It is bad news for a government when a President has to intervene.
The Prime Minister clearly had to be convinced about the drawbacks, but the problem is elsewhere. Dr Singh has been very poorly served by his administration, and in particular the foreign office. It is India’s ambassador to Washington and the foreign secretary who should have flagged the problems, instead of placing their personal reputations above the common interest. Professionals lulled the Prime Minister, which is why the concerns took so long to reach him. We do not yet know what objections he has raised, but the need for vigilance has increased.
The nuclear deal is the key element of a foreign policy that is drifting in the shallows. The government has lost the plot on economic policy and domestic security as well, as is apparent from any day’s headlines. The Natwar Singh episode indicates that the government even tends to lose its balance. After months of completely disproportionate harassment in the name of investigation, and more than one jolly trip abroad, the authorities have found nothing. It is probable that the Pathak enquiry commission will exonerate both Mr Singh and his son very soon. The Prime Minister still cannot find a replacement for a foreign minister who could hold his own, and has no response to faintly-disguised taunts from Islamabad on the subject.
What should a government do when it has lost its way? Actually, the simplest solution is to stand still and ask for directions, but governments are terrified that they might be caught doing the obvious thing. Complication is more their style.
A reshuffle is not the recipe. The UPA government has to reinvent itself. Two years in power have separated the theoretical from the possible, and the possible from the practical. The basic doctrine of the Manmohan Singh government is a common minimum programme full of good intentions that no one quite knew how to put into practice. The Prime Minister needs to reinvent the route map.
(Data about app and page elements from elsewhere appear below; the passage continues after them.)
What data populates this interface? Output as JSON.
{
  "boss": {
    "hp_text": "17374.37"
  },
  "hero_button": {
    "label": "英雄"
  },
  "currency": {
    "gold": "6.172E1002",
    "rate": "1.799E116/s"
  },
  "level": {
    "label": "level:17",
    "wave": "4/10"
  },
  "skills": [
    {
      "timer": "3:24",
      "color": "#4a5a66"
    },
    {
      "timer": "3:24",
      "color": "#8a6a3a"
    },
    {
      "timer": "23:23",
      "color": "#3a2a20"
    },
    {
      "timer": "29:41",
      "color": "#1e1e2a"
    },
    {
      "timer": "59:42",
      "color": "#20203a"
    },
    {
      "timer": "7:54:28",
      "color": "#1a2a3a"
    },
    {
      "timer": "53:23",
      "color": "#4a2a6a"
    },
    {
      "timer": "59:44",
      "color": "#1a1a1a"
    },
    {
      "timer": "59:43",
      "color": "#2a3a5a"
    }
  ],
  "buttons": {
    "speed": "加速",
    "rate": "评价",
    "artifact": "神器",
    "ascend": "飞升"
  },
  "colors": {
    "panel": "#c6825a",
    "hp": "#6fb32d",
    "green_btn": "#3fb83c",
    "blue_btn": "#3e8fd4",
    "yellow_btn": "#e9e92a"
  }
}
We all want economic growth with a human face, as it was quaintly called. But more attention should have been paid to the contours of the human face. Words are used at the highest levels of government, with no effort to flesh them out. You get the sense that the partners in this coalition do not have a common agenda, but a dozen private ones — including saving up for that very rainy day called a sudden general election.
The politics of options has begun two years before it should.